Have you been diagnosed with cancer after exposure to fire foam? Aqueous film-forming foam (AFFF) used to extinguish liquid-based fires such as those caused by gas or jet fuel can potentially be dangerous to humans. AFFF is used exclusively for fire fighting. These chemicals in fire-fighting foam can increase your risk of certain types of cancer or cause other non-cancer problems such as birth defects, obesity, and diabetes. Firefighters, military personnel, airport personnel, and those who work in the oil or gas industry may be particularly at risk for cancer caused by AFFF.
If you have been diagnosed with cancer after repeated exposure to fire foam, you should contact a fire foam cancer attorney to see if you are eligible for compensation for:
Medical bills and expenses related to your cancer treatment;
Compensation for pain and suffering,
lost wages or lost future employability,
and other related damage.
The well-known health risks associated with AFFF are just too great to ignore. The AFFF foam cancer lawsuit is currently the subject of litigation in multiple counties and all lawsuits in the United States are pending in federal court in South Carolina before Judge Richard Gergel. In other words, if you file an AFFF foam lawsuit, your case will be grouped in a single federal court in South Carolina, presided over by Judge Gergel.
The Centers for Disease Control and Prevention (CDC) has long warned of the link between AFFF and cancer. In fact, the CDC is currently investigating the contamination of drinking water by fire-fighting foam.
Dolman Law Group has a long and successful history in fighting for the injured and we can help you too.

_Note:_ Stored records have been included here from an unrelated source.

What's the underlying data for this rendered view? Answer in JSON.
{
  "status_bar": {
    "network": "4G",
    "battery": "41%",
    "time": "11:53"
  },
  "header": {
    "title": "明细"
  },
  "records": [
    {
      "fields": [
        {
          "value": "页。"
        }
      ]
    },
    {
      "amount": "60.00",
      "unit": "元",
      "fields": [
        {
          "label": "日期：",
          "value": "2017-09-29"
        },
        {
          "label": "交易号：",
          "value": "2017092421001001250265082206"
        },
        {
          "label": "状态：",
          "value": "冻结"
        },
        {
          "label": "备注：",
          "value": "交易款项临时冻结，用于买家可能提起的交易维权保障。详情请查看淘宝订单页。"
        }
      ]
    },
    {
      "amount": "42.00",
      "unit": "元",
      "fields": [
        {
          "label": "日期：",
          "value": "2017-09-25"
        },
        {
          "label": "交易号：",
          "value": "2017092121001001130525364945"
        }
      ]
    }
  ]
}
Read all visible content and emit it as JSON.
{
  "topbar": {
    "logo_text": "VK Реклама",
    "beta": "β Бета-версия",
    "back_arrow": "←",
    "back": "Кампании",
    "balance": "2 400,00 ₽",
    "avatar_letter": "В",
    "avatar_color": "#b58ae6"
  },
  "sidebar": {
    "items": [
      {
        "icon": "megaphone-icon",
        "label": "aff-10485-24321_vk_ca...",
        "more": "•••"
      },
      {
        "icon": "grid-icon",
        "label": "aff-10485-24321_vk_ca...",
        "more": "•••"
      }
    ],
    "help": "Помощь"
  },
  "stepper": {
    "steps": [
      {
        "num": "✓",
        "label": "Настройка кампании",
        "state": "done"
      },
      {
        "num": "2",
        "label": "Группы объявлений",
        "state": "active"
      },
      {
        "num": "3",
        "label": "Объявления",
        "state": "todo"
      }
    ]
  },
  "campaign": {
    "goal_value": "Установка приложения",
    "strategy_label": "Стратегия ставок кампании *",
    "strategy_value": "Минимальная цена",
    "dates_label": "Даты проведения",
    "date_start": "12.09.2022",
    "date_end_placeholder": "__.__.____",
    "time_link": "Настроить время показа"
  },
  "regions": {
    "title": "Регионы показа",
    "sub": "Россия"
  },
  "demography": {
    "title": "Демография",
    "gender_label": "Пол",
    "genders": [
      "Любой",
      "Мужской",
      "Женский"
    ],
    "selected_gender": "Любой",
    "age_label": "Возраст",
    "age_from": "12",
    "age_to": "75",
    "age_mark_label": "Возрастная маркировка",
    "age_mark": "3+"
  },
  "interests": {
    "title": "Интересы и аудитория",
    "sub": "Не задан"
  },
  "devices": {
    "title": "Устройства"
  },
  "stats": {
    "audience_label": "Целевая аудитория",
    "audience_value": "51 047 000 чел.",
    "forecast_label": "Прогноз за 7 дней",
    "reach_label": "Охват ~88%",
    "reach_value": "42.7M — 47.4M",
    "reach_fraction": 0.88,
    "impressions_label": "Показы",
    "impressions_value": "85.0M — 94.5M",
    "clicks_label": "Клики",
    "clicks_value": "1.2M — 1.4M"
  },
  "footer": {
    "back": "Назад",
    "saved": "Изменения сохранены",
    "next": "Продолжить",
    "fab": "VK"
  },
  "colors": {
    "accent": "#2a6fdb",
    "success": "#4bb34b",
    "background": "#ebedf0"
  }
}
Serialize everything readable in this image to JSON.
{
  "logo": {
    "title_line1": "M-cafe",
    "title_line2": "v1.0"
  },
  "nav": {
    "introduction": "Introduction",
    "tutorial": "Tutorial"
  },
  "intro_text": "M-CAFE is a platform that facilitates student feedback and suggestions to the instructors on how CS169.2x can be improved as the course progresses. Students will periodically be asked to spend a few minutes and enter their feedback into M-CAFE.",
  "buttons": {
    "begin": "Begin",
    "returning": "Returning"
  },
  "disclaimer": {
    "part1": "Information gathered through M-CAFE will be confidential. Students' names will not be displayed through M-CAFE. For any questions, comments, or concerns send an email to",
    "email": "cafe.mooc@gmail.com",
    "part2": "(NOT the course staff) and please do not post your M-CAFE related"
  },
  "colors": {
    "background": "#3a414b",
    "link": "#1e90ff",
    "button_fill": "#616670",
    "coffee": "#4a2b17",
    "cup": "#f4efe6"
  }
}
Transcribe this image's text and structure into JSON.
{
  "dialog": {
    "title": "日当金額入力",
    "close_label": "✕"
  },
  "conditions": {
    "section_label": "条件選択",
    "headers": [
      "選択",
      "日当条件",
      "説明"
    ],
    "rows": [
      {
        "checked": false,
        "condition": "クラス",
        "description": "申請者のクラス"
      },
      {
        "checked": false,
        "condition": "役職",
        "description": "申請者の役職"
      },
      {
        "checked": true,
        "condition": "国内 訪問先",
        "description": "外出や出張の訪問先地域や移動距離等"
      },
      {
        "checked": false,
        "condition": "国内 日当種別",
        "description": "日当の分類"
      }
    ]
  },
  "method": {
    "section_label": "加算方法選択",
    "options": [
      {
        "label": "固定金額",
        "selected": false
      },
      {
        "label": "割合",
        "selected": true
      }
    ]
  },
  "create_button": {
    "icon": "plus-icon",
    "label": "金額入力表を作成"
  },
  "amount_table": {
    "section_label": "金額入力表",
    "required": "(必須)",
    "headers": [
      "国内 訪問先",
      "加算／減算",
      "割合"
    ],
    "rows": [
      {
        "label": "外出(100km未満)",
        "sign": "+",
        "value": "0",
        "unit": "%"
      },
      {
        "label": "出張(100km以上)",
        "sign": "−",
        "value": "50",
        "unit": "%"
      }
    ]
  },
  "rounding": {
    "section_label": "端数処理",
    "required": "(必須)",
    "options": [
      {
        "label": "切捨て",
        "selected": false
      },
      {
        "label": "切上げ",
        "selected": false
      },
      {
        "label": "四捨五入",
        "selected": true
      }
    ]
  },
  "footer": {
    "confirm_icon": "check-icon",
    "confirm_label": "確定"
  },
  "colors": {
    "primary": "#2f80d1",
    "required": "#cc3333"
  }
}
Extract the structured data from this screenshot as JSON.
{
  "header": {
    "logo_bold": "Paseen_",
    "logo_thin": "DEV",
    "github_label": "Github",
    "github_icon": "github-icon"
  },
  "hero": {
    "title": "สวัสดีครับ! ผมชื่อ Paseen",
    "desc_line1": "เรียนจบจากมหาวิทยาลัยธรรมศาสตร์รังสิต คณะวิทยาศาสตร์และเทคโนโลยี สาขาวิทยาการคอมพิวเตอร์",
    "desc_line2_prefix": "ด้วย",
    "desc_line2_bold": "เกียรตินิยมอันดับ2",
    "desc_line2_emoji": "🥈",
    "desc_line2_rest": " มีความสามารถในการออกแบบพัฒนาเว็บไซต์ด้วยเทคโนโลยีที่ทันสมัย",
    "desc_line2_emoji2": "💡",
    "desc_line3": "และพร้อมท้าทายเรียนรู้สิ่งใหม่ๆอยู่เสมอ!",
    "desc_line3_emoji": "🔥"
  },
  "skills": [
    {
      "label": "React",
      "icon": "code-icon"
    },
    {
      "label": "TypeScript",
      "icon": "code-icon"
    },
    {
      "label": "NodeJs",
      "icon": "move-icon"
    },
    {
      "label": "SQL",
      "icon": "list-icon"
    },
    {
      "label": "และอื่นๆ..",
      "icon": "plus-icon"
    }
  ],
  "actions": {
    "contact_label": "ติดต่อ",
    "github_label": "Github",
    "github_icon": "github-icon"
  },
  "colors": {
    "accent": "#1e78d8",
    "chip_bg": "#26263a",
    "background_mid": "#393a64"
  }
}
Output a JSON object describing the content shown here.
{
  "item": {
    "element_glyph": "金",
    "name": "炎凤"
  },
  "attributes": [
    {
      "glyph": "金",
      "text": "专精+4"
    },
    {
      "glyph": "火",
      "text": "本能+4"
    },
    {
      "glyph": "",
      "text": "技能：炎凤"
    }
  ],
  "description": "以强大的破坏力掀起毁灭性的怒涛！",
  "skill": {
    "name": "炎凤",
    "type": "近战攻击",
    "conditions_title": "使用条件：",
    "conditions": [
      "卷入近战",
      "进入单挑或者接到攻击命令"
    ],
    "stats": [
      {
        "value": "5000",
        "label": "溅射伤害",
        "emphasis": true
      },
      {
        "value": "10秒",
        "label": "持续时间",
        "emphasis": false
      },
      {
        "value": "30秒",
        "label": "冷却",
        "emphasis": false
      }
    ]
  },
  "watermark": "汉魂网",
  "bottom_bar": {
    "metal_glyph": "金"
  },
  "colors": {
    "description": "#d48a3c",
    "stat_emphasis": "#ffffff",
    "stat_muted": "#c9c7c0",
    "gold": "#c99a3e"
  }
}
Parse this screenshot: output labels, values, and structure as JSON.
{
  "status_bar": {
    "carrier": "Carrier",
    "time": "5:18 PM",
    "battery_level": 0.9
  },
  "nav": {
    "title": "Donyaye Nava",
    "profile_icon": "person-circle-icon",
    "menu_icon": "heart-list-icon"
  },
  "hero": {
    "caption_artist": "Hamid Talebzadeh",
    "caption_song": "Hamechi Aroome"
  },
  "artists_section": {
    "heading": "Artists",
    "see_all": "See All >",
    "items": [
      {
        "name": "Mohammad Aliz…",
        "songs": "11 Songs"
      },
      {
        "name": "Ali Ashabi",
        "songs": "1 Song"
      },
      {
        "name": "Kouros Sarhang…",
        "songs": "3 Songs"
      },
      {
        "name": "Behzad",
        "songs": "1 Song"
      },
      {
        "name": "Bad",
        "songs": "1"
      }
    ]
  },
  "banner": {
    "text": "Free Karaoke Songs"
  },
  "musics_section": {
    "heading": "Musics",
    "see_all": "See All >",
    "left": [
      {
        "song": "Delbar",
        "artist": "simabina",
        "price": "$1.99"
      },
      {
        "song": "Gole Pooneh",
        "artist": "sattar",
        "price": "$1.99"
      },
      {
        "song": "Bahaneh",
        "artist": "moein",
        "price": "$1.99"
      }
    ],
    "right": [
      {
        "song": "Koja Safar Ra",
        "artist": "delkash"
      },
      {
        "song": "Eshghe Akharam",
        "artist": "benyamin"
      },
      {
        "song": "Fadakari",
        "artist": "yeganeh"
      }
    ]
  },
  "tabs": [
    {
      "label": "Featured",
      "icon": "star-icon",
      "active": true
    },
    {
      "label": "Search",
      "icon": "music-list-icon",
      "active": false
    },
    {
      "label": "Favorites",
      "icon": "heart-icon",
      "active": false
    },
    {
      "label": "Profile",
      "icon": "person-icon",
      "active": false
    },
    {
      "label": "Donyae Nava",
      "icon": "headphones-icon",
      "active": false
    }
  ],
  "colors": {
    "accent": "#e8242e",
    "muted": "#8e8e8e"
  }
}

There is no fee unless we get money back on your case. Contact us today for a free consultation regarding your foam cancer fire fighting lawsuit.
Understand the risk between fire fighting foam and cancer
The greatest risk of cancer from fire fighting foam is for people who have been exposed for an extended period of time, especially without understanding the risk. This is often true of firefighters, military personnel, airport workers, and other workers who have been exposed to AFFF throughout their careers.